Go through the entries below, count every line with the string "JSON", and answer with only that number.

(Information Opens)

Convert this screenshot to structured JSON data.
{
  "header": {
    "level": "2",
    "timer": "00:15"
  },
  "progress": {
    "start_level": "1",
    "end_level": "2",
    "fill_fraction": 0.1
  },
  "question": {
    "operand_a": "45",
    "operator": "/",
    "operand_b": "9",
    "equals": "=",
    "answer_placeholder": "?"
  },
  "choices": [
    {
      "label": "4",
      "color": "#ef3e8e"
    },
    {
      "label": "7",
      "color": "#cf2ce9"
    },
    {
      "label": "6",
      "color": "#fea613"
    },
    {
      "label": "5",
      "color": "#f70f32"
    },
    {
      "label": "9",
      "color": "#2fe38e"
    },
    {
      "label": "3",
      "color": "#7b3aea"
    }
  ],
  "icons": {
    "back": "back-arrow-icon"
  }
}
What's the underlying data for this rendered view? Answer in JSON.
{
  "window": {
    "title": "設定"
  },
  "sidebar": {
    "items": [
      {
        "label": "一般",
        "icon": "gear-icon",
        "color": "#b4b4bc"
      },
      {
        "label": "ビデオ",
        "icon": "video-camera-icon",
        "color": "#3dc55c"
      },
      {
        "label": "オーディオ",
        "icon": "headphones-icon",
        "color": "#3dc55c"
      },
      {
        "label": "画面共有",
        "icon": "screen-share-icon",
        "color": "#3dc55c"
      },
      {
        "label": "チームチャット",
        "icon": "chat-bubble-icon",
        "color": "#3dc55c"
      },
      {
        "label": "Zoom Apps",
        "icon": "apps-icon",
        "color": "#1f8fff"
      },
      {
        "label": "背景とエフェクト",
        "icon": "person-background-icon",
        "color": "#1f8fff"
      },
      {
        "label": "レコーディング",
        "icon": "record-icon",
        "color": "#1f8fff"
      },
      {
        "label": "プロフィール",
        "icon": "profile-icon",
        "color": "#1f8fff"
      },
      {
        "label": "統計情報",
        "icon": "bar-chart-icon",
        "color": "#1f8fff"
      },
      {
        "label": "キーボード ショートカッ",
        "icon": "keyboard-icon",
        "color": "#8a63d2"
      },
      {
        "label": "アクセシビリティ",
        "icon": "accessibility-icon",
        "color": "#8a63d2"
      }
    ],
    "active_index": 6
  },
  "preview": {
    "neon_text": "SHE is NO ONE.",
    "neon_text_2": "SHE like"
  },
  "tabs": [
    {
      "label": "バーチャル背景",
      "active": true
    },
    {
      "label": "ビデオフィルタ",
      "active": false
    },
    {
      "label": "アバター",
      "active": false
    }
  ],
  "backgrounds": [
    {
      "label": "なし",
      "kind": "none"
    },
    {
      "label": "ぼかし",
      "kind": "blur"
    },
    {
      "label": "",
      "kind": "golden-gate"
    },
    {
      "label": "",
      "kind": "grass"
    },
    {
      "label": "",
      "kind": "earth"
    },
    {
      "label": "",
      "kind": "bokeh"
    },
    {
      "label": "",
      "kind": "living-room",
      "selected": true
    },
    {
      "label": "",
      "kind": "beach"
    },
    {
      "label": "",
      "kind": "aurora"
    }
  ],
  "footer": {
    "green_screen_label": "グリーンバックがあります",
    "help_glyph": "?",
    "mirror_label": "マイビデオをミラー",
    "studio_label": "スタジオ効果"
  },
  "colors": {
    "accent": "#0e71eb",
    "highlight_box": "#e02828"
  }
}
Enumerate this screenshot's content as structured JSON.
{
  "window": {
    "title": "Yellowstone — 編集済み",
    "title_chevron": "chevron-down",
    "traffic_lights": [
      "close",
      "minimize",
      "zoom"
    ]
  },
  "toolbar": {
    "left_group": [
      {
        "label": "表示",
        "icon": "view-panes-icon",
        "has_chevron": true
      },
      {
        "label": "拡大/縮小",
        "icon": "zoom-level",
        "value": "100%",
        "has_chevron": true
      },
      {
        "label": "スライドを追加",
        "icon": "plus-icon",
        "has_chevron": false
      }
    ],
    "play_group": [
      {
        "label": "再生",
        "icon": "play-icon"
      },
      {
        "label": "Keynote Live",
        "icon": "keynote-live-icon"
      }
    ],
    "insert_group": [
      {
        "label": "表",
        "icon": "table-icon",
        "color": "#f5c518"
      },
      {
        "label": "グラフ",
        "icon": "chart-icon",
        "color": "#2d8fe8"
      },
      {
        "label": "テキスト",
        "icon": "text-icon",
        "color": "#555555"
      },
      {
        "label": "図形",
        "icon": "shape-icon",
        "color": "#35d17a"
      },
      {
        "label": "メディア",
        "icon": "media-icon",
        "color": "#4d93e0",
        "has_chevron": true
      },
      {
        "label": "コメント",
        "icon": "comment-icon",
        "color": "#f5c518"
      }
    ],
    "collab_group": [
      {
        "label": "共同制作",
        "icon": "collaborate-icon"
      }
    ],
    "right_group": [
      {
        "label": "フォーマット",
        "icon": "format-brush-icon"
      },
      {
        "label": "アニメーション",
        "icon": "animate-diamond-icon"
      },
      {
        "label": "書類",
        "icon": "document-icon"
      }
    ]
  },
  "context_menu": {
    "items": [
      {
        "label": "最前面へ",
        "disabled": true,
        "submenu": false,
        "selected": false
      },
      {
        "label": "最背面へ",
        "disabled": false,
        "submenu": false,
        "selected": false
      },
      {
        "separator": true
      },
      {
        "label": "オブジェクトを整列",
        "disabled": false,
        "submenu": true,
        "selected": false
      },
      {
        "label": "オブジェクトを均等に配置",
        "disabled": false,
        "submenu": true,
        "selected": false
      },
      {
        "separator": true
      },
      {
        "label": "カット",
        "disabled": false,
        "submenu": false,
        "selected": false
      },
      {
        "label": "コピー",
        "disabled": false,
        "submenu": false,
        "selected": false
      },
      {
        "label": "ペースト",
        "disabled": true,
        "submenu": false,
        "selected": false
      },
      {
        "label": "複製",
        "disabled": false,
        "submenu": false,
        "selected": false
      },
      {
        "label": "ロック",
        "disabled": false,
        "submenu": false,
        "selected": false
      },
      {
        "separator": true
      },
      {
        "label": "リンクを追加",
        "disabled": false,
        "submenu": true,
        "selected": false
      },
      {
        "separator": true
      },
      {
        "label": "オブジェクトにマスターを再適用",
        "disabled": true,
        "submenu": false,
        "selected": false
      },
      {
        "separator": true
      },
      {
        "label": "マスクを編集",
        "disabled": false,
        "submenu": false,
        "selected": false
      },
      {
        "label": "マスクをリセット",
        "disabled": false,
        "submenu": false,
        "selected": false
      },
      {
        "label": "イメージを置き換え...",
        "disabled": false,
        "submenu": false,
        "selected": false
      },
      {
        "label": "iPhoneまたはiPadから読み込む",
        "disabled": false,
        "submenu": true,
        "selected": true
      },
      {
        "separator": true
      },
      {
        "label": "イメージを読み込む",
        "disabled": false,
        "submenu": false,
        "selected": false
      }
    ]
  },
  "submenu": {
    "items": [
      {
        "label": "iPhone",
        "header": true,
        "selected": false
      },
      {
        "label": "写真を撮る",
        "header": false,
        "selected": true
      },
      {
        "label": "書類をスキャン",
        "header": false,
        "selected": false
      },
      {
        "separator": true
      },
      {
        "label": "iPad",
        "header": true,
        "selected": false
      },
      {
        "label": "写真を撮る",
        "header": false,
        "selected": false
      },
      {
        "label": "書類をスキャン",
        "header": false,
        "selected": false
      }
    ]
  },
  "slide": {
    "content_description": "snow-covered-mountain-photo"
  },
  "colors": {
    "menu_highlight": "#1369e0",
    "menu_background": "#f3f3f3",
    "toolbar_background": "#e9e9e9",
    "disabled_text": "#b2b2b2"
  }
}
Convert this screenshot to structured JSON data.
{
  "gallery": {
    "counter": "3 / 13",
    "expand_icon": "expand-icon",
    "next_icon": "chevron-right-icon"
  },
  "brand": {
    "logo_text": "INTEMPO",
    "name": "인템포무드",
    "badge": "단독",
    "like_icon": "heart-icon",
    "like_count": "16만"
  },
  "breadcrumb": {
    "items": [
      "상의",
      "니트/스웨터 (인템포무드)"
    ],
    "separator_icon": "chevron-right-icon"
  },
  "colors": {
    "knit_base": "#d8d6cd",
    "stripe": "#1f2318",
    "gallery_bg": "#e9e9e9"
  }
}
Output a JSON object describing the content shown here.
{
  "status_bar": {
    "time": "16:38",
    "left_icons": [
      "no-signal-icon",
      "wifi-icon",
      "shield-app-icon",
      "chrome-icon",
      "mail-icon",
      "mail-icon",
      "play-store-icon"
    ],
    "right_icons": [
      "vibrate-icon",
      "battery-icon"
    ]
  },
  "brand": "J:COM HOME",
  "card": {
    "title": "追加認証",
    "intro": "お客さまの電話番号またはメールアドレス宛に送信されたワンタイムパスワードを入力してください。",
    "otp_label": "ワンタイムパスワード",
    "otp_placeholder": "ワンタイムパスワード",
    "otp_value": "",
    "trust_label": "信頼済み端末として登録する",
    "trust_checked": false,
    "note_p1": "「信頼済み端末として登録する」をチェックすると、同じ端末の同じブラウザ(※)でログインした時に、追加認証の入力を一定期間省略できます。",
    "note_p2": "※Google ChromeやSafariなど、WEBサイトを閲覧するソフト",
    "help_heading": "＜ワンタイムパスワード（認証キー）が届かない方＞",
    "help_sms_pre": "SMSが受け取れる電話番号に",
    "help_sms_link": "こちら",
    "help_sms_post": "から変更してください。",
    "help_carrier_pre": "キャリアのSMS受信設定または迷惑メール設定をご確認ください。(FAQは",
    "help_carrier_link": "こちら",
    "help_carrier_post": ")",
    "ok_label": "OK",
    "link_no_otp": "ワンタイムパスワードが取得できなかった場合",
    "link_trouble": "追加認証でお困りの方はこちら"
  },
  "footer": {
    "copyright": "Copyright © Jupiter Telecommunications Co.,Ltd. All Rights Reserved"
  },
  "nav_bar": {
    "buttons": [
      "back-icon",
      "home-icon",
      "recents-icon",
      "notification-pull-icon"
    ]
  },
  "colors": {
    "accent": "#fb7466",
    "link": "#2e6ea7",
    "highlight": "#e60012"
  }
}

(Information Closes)

- **Output of the exercise**:
5